Please restate the records that follow word for word, omitting any images.

--- Records for this task Enclosed Below ---

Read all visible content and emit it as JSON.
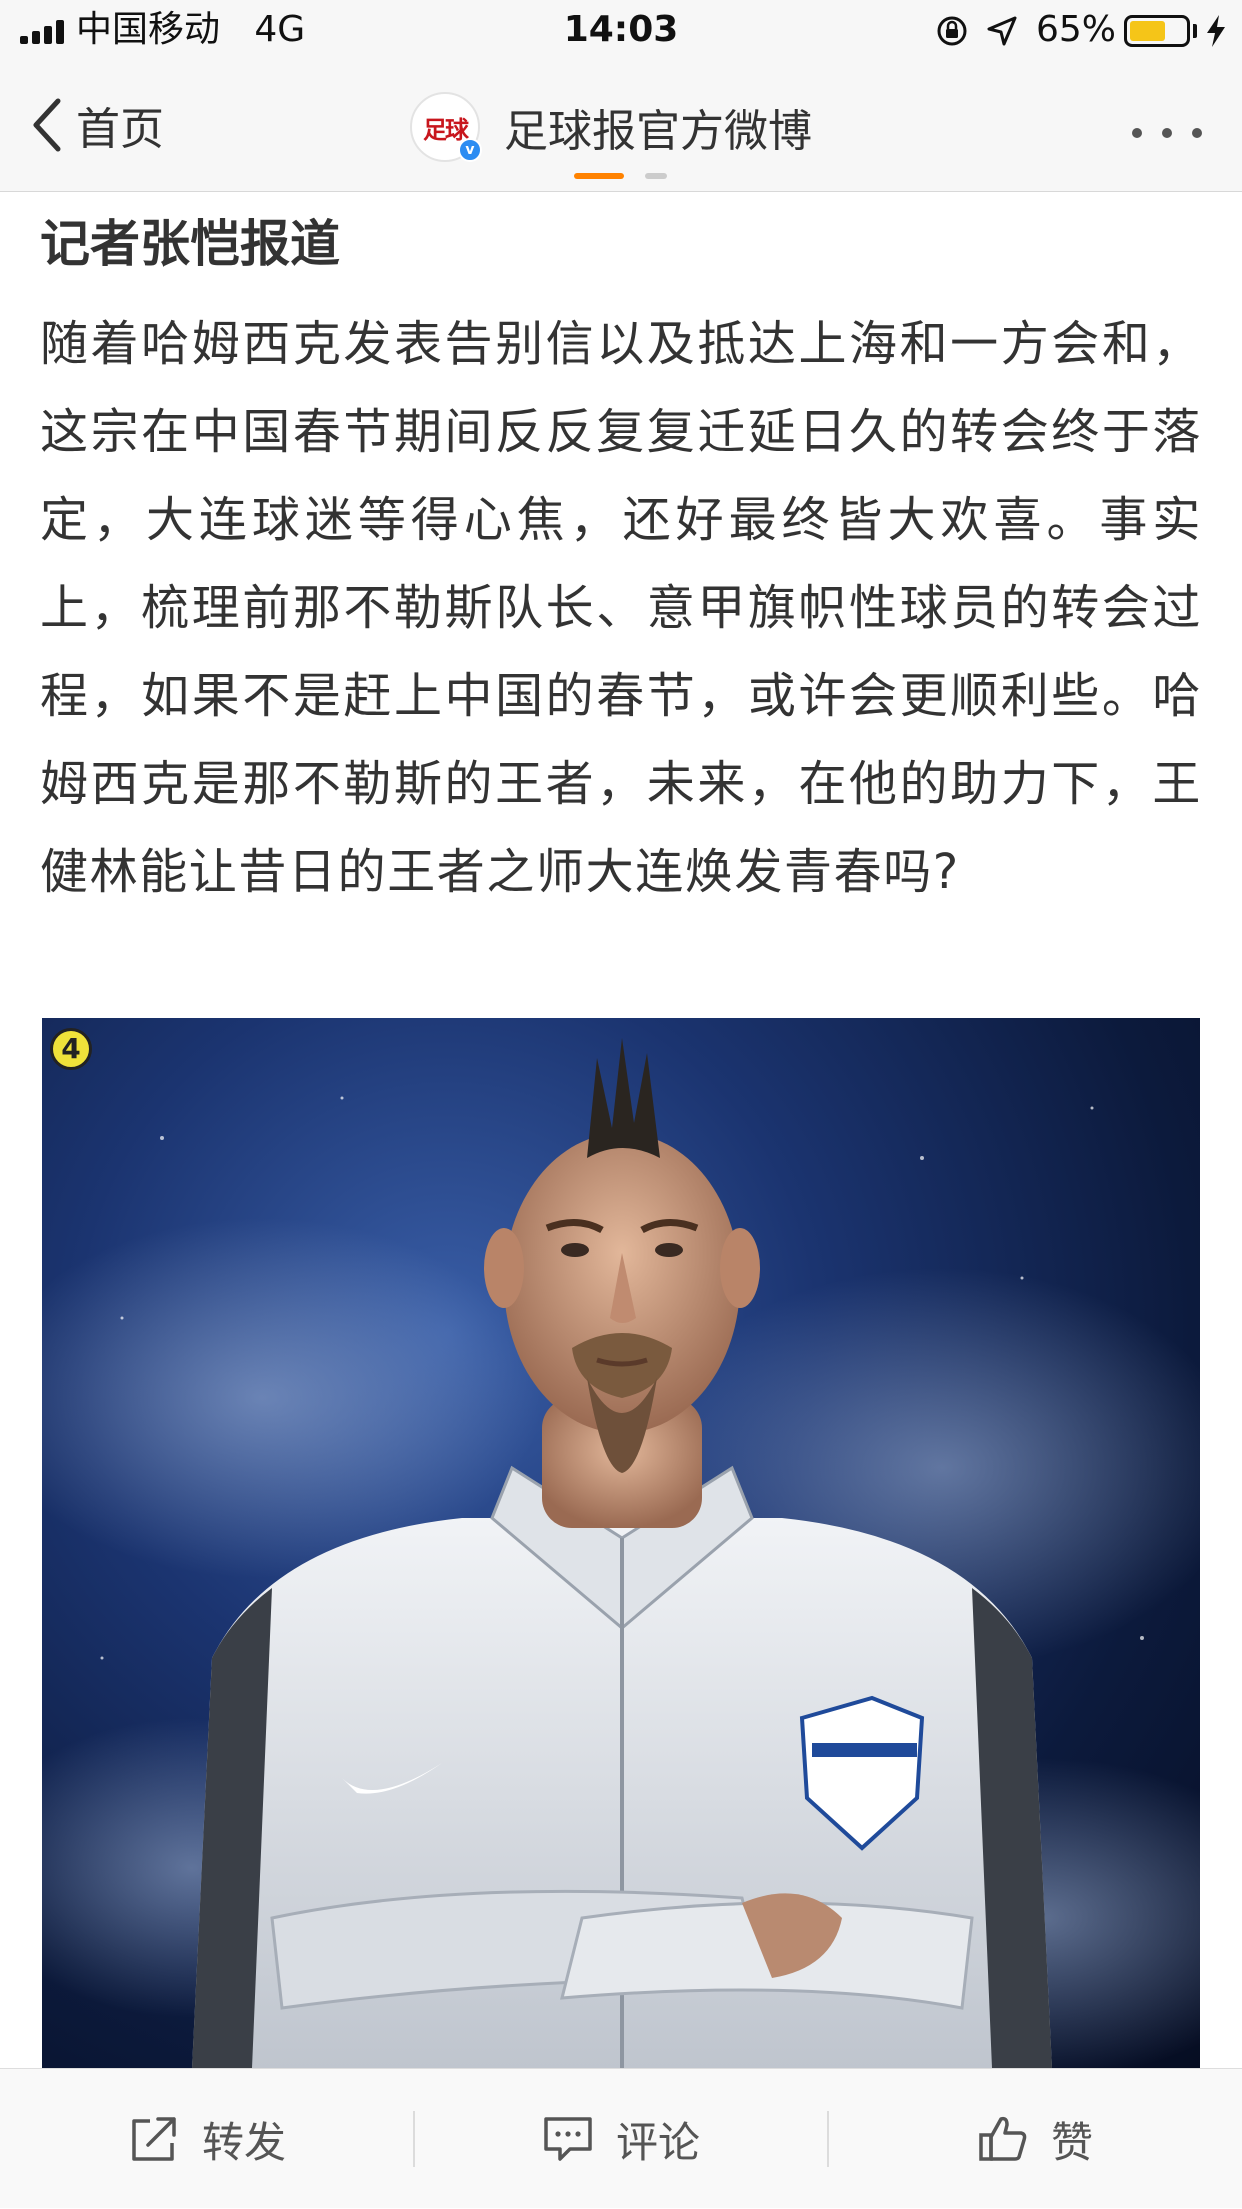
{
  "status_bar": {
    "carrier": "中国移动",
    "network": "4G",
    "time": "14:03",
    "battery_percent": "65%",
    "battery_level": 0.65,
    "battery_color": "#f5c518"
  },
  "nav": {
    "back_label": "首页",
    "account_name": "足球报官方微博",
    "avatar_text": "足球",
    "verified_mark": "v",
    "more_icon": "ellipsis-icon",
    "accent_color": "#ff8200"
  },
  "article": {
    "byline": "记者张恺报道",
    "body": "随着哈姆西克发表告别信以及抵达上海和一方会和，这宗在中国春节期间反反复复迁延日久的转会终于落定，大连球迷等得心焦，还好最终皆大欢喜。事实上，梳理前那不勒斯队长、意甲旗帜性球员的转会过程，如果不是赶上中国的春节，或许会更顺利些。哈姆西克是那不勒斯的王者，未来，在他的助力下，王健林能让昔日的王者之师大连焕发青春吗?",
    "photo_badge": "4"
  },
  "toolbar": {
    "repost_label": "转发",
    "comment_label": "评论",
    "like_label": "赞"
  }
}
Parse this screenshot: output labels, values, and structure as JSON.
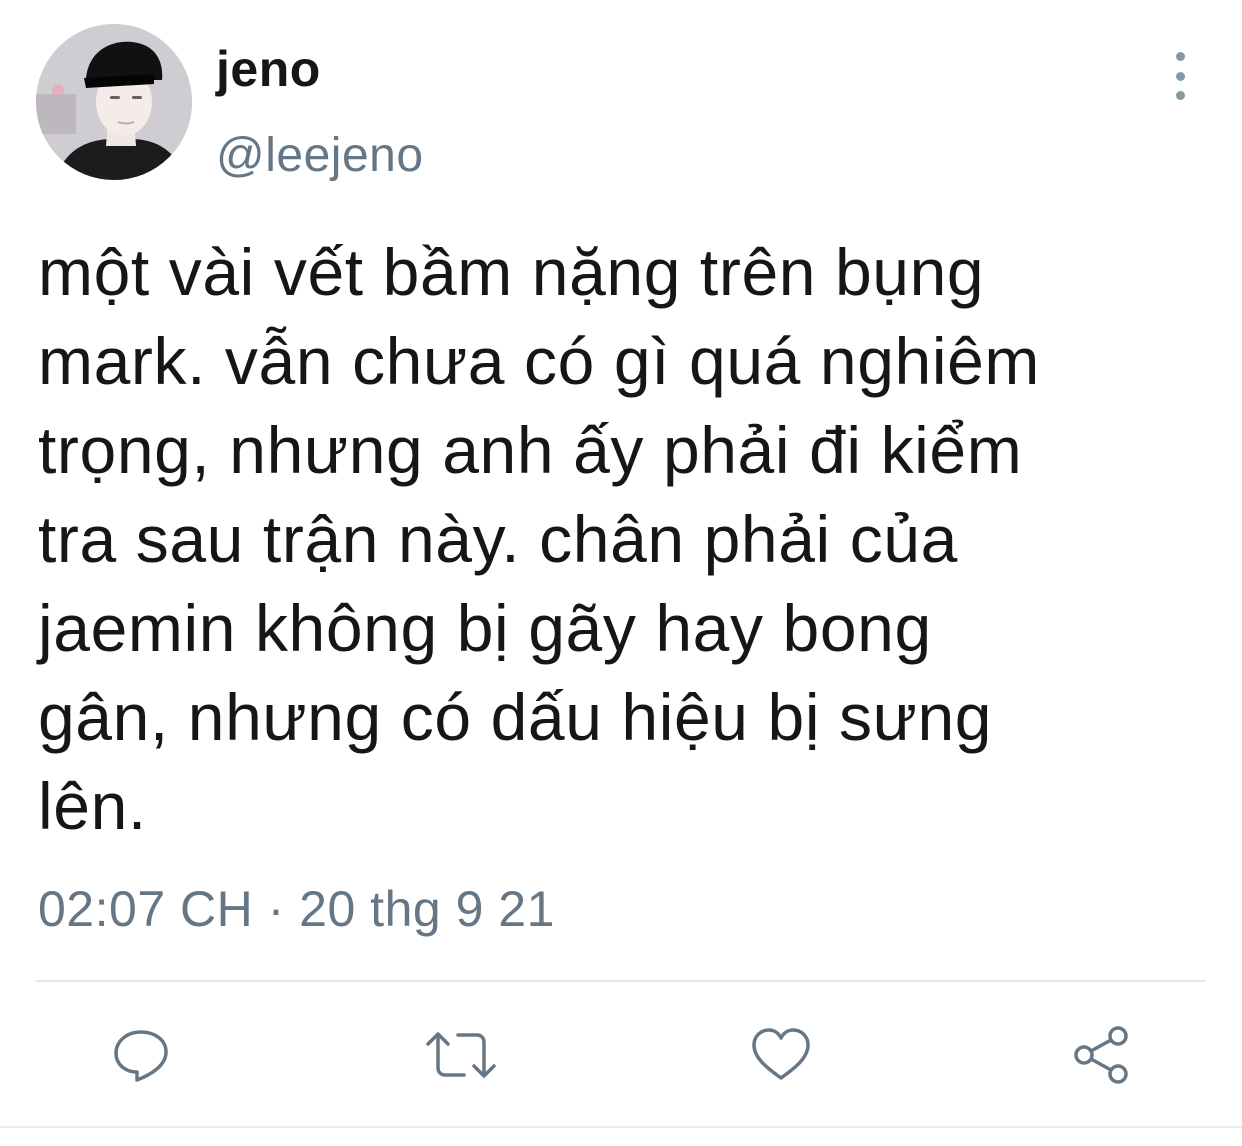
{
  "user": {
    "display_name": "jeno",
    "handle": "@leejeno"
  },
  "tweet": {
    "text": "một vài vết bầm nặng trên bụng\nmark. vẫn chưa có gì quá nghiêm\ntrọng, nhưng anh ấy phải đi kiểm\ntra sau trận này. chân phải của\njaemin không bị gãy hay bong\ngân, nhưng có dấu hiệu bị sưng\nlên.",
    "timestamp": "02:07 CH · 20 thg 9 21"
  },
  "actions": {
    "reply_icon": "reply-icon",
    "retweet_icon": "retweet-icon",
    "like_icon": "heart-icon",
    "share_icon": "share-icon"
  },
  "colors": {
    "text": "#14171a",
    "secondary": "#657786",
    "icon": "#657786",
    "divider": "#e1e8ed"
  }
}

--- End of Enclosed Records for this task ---

» Response to this exercise
Read all visible content and emit it as JSON.
{
  "status_bar": {
    "carrier": "中国移动",
    "network": "4G",
    "time": "14:03",
    "battery_percent": "65%",
    "battery_level": 0.65,
    "battery_color": "#f5c518"
  },
  "nav": {
    "back_label": "首页",
    "account_name": "足球报官方微博",
    "avatar_text": "足球",
    "verified_mark": "v",
    "more_icon": "ellipsis-icon",
    "accent_color": "#ff8200"
  },
  "article": {
    "byline": "记者张恺报道",
    "body": "随着哈姆西克发表告别信以及抵达上海和一方会和，这宗在中国春节期间反反复复迁延日久的转会终于落定，大连球迷等得心焦，还好最终皆大欢喜。事实上，梳理前那不勒斯队长、意甲旗帜性球员的转会过程，如果不是赶上中国的春节，或许会更顺利些。哈姆西克是那不勒斯的王者，未来，在他的助力下，王健林能让昔日的王者之师大连焕发青春吗?",
    "photo_badge": "4"
  },
  "toolbar": {
    "repost_label": "转发",
    "comment_label": "评论",
    "like_label": "赞"
  }
}
Parse this screenshot: output labels, values, and structure as JSON.
{
  "user": {
    "display_name": "jeno",
    "handle": "@leejeno"
  },
  "tweet": {
    "text": "một vài vết bầm nặng trên bụng\nmark. vẫn chưa có gì quá nghiêm\ntrọng, nhưng anh ấy phải đi kiểm\ntra sau trận này. chân phải của\njaemin không bị gãy hay bong\ngân, nhưng có dấu hiệu bị sưng\nlên.",
    "timestamp": "02:07 CH · 20 thg 9 21"
  },
  "actions": {
    "reply_icon": "reply-icon",
    "retweet_icon": "retweet-icon",
    "like_icon": "heart-icon",
    "share_icon": "share-icon"
  },
  "colors": {
    "text": "#14171a",
    "secondary": "#657786",
    "icon": "#657786",
    "divider": "#e1e8ed"
  }
}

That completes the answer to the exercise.